Document Type


Journal/Book Title/Conference

Frontiers in Plant Science






Frontiers Media

Publication Date


First Page


Last Page

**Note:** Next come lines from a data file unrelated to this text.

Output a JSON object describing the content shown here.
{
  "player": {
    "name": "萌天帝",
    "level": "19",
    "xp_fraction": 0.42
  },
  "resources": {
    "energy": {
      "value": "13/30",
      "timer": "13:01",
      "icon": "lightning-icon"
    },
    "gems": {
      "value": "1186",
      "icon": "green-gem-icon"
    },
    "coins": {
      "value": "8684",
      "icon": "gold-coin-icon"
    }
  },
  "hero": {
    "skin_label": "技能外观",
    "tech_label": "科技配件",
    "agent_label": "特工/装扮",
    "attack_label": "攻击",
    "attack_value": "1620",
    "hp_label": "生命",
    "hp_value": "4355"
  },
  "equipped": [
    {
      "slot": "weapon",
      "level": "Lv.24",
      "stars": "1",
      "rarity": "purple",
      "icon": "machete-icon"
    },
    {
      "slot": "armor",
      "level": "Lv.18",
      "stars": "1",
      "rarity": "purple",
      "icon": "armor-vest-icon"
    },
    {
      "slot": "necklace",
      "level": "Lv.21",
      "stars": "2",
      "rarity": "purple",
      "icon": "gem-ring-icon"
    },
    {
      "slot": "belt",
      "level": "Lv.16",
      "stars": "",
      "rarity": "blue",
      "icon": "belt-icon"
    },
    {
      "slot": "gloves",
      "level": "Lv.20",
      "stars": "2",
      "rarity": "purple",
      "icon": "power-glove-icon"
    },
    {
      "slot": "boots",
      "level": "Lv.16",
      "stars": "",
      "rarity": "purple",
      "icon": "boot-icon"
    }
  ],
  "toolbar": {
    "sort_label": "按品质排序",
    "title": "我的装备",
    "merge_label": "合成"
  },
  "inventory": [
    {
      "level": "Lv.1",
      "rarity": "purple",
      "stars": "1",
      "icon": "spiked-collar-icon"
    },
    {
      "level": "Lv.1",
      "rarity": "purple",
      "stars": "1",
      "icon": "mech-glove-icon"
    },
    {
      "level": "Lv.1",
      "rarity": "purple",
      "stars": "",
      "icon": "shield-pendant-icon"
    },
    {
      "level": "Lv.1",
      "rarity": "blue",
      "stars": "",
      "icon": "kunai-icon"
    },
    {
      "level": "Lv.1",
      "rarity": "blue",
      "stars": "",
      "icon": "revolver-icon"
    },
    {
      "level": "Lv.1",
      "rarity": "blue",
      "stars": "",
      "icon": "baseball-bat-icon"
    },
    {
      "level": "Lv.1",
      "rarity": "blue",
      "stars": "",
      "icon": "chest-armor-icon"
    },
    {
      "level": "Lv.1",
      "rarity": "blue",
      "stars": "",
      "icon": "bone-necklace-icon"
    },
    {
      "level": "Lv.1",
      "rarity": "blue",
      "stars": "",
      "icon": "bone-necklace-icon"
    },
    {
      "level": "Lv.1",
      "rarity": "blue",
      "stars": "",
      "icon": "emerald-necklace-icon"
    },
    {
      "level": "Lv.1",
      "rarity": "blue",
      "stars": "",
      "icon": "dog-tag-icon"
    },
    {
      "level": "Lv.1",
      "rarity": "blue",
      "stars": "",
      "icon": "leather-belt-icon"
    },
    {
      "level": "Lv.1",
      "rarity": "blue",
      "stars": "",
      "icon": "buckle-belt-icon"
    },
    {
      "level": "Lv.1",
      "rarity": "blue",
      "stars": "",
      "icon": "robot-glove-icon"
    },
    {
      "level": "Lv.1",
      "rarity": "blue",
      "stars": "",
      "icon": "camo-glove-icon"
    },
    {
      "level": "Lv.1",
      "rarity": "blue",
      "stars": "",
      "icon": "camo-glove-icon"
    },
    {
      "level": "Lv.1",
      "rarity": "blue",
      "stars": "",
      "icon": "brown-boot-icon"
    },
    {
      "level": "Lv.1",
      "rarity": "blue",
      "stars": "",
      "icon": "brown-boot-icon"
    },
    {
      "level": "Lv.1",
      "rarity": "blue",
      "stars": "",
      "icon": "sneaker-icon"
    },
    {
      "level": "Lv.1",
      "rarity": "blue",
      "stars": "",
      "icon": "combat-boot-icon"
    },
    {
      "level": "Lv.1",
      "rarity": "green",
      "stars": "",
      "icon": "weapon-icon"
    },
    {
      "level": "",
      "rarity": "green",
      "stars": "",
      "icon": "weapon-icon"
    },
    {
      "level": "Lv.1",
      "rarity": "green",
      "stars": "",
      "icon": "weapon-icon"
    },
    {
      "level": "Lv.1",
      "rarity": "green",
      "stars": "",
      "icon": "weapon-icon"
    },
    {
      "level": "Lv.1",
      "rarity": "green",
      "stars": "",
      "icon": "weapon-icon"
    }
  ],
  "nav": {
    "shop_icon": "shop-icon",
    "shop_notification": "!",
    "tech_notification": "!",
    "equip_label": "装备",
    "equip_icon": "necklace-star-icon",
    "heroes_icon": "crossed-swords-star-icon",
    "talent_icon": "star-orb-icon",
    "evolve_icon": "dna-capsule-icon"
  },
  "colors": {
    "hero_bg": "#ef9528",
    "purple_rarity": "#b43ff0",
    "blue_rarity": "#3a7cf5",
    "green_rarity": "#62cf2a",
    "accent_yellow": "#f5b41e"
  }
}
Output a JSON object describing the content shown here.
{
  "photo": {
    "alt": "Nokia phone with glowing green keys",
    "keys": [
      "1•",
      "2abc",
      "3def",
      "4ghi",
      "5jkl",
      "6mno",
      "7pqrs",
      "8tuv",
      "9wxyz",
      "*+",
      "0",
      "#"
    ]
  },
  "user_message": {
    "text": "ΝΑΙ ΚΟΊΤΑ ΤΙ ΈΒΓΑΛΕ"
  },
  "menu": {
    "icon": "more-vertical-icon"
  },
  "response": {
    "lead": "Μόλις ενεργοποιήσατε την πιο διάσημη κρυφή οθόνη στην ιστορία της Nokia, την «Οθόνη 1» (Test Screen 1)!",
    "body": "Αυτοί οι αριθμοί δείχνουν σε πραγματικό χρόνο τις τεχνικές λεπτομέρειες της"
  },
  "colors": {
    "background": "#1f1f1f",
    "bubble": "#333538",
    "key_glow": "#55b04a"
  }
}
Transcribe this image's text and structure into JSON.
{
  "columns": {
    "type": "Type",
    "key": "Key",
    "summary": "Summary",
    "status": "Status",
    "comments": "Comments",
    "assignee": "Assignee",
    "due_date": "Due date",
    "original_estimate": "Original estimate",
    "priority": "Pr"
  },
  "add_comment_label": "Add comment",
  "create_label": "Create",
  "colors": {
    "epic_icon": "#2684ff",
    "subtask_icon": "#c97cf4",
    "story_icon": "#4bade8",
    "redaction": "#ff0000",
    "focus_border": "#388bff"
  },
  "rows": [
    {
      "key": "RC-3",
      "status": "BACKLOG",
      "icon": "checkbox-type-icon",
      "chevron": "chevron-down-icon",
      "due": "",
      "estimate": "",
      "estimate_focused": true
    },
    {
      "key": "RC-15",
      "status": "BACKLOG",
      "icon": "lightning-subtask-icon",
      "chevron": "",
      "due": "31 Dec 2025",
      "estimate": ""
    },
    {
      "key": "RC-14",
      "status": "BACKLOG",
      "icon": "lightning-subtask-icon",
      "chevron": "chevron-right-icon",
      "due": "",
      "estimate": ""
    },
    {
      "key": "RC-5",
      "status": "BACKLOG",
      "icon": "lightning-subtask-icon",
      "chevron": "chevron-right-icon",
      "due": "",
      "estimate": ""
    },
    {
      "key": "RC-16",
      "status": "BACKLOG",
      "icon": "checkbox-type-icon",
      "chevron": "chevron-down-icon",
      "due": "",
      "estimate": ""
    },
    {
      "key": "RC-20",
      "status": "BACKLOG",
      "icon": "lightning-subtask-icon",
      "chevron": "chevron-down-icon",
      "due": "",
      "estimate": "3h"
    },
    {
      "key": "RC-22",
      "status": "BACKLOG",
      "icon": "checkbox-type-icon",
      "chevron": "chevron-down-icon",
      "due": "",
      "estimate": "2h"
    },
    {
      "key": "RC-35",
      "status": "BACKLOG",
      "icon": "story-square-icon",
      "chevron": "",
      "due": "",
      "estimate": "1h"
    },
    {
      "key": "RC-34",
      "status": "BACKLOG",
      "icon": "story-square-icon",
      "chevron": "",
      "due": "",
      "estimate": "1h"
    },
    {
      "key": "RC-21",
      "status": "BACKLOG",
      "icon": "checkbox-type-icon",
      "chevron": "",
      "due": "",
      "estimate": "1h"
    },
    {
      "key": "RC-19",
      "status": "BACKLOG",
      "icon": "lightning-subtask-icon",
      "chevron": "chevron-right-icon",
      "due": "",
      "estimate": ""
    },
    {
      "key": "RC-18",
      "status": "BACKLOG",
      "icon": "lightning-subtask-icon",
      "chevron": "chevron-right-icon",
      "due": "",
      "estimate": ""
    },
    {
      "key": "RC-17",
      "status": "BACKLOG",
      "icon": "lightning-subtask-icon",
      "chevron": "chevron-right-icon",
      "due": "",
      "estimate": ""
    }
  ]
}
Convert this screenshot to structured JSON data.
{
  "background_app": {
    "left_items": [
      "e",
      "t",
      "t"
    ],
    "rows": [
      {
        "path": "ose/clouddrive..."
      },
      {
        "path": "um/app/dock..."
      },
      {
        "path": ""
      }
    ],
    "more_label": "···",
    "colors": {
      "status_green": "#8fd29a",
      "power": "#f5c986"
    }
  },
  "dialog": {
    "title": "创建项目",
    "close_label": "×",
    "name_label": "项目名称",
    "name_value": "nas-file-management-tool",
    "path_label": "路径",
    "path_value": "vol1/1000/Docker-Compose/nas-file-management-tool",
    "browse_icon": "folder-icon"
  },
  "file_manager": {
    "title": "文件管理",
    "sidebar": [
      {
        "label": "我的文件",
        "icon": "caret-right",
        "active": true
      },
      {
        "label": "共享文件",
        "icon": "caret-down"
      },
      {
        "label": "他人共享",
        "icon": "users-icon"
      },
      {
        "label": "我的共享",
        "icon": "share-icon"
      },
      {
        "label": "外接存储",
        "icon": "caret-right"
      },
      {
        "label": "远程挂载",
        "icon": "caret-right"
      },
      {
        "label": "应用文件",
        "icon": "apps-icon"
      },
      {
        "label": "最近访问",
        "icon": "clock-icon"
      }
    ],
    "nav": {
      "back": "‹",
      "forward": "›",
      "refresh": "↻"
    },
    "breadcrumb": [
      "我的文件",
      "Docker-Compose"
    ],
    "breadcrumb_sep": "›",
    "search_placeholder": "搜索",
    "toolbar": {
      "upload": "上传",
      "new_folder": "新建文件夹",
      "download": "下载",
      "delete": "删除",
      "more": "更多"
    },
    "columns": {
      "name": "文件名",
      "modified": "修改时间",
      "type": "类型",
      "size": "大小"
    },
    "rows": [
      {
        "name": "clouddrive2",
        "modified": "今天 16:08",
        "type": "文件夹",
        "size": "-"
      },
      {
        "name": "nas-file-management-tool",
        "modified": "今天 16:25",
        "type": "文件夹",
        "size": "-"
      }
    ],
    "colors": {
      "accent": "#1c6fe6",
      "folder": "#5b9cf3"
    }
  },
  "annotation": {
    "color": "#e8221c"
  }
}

For addressing potential food shortages, a fundamental tradeoff exists between investing more resources to increasing productivity of existing crops, as opposed to increasing crop diversity by incorporating more species. We explore ways to use local plants as food resources and the potential to promote food diversity and agricultural resilience. We discuss how use of local plants and the practice of local agriculture can contribute to ongoing adaptability in times of global change. Most food crops are now produced, transported, and consumed long distances from their homelands of origin. At the same time, research and practices are directed primarily at improving the productivity of a small number of existing crops that form the cornerstone of a global food economy, rather than to increasing crop diversity. The result is a loss of agro-biodiversity, leading to a food industry that is more susceptible to abiotic and biotic stressors, and more at risk of catastrophic losses. Humans cultivate only about 150 of an estimated 30,000 edible plant species worldwide, with only 30 plant species comprising the vast majority of our diets. To some extent, these practices explain the food disparity among human populations, where nearly 1 billion people suffer insufficient nutrition and 2 billion people are obese or overweight. Commercial uses of new crops and wild plants of local origin have the potential to diversify global food production and better enable local adaptation to the diverse environments humans inhabit. We discuss the advantages, obstacles, and risks of using local plants. We also describe a case study—the missed opportunity to produce pine nuts commercially in the Western United States. We discuss the potential consequences of using local pine nuts rather than importing them overseas. Finally, we provide a list of edible native plants, and synthesize the state of research concerning the potential and challenges in using them for food production. The goal of our synthesis is to support more local food production using native plants in an ecologically sustainable manner.